Credit cards can be either incredibly useful tools or dangerous weapons. Without sound money management skills, it’s easy to end up over your head financially. The way you manage your credit cards today impacts the credit you’ll qualify for in the future. Credit card companies report every payment that you make, or don’t make, to the credit bureaus.
If you don’t manage your debt wisely, an unpaid credit card can damage your credit via late payments and collection accounts.Should your creditor take legal action, you could even end up with a civil judgment on your credit reports. Although credit card debt can do serious damage to your credit scores, it can only remain a part of your credit history for a limited period.
Credit Reporting Period
Every time a bank lends you money, whether via loans or credit cards, it takes a risk. The information on your credit report helps lenders determine whether you’re a wise risk. For this information to be accurate, however, it has to be current. People change over time, and their money management skills change along with them. The credit bureaus delete old information to ensure that each person’s credit report provides the best risk assessment possible for lenders.
Active Credit Card Accounts
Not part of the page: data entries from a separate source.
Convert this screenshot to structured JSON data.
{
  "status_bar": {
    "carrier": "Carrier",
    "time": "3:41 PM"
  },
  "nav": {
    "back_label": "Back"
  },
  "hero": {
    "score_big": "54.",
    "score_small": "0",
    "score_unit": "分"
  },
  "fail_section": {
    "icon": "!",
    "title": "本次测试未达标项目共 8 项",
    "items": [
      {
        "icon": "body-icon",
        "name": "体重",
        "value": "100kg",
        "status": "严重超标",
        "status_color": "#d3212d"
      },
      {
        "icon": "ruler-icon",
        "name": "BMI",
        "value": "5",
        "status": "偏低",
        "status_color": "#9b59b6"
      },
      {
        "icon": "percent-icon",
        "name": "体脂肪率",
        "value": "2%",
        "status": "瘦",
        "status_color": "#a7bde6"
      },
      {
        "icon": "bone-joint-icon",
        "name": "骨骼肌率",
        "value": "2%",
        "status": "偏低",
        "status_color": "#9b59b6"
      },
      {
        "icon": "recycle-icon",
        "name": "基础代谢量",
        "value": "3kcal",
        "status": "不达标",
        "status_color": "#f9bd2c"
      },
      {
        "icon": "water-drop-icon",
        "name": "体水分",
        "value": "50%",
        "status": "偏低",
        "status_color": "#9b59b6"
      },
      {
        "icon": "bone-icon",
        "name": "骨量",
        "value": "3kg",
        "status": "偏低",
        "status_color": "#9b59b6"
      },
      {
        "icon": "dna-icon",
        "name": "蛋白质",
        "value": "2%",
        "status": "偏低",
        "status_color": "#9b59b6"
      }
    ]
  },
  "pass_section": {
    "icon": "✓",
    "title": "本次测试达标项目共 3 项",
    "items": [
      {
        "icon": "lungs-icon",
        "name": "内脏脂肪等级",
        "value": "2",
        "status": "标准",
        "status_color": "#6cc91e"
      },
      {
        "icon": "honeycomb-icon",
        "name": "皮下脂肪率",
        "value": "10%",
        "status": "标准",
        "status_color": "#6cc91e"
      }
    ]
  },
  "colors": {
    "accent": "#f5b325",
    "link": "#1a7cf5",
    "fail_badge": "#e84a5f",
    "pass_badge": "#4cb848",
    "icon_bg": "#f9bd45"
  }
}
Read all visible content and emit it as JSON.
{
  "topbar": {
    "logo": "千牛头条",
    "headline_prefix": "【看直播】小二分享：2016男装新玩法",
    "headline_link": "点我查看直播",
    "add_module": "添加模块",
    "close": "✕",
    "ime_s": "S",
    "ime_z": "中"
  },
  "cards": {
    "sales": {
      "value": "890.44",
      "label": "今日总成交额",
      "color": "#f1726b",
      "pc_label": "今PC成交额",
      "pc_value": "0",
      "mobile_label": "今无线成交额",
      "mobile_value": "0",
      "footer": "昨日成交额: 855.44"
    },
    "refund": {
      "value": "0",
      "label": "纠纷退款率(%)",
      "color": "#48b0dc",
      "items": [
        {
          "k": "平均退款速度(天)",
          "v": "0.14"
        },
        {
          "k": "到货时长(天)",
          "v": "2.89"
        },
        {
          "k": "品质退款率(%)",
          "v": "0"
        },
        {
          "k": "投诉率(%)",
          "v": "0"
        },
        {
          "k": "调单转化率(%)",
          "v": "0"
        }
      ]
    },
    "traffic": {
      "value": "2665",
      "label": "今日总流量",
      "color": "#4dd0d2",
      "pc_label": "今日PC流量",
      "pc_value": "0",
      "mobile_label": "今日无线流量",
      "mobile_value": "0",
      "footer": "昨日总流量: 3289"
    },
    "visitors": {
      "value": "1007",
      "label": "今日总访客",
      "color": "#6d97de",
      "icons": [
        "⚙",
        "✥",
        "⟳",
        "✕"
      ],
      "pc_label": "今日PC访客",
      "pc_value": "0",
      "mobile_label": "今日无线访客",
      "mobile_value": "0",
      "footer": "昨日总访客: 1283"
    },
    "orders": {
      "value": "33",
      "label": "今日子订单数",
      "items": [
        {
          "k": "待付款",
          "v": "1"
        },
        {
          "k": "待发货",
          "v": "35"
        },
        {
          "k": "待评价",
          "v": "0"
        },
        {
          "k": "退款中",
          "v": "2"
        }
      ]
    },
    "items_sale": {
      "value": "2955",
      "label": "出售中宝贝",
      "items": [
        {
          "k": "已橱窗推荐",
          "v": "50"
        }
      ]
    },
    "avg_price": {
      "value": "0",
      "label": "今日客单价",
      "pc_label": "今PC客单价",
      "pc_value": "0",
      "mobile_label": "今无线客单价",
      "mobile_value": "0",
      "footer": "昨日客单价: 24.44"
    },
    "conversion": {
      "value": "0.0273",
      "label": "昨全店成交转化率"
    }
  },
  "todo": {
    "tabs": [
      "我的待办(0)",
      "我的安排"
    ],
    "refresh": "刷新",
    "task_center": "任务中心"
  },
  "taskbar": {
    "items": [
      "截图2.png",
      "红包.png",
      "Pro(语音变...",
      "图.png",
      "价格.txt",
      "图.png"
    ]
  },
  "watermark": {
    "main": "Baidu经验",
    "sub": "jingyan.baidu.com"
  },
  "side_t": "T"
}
Active credit card accounts are one of the few items on your credit report that do not have a predetermined reporting period. As long as your account stays open, your credit card company will report each payment you make to the credit bureaus. Although your account can remain on your credit reports indefinitely, your payment history cannot. Your credit report only reflects the last 24 months of payments for each credit card you own. That’s good news if you have a late payment or two lurking within your credit history. Keeping the credit card account open and making timely payments each month ensures that your recent payments rewrite any late payments within two years.
Defaulted Credit Card Accounts
If you stop making payments on your credit card balance, your credit card company will cancel your account after 180 days. The result is a defaulted credit card debt. One of the major ways a credit card default damages your credit is through the series of late payments that led up to the default. Unlike late payments on an active credit card, which are overwritten within two years, a defaulted credit card account remains static. No new payments are arriving to replace the old ones. The account remains on your credit report for seven years from the date the credit card company closed the account and reported it as in default.
Credit Card Collections
You still owe your defaulted credit card debt, along with any fees you incurred along the way, even if your credit card company closed the account. Credit card companies sell defaulted debts to third-party collectors. Contacting your credit card provider and making immediate arrangements to pay is your best chance to avoid dealing with a collection agency.
Collection agencies also report defaulted debts to the credit bureaus. A collection account on your credit report causes further damage to your scores. Worse still, the credit scoring formula does not differentiate between paid and unpaid collections.
Paying the debt at this point doesn’t help your credit and the collection agency will not remove the negative entry afterwards. Collection accounts connected to defaulted credit cards remain on your credit report for the same seven-year period as the original debt. Once the original defaulted entry disappears, the credit bureaus must also remove the collection account associated with that debt.
If you don’t pay the credit card company and you don’t pay the collection agency, the next stop in the collection process is a lawsuit. If the collection agency wins that lawsuit, it receives a civil judgment from the court. Once in place, a judgment appears on your credit report and is not subject to the seven-year reporting period that governs collections and credit card debt.
The judgment remains on your credit report for as long as it remains valid. Each state has its own guidelines for how long judgments remain valid, but most states set this time period at ten years. If you pay the judgment during that time, the credit bureaus will remove it from your credit history when the ten-year period is up. If you do not pay it, the creditor can appeal to the court to renew the judgment for another ten years.
Defaulting on a credit card can cause serious issues for your credit for years to come. Fortunately, that doesn’t mean that your credit scores can’t recover. The older an entry is on your credit report, the less weight it carries. This gives you the ability to start rebuilding your credit long before the credit bureaus remove the negative entries associated with your defaulted credit card.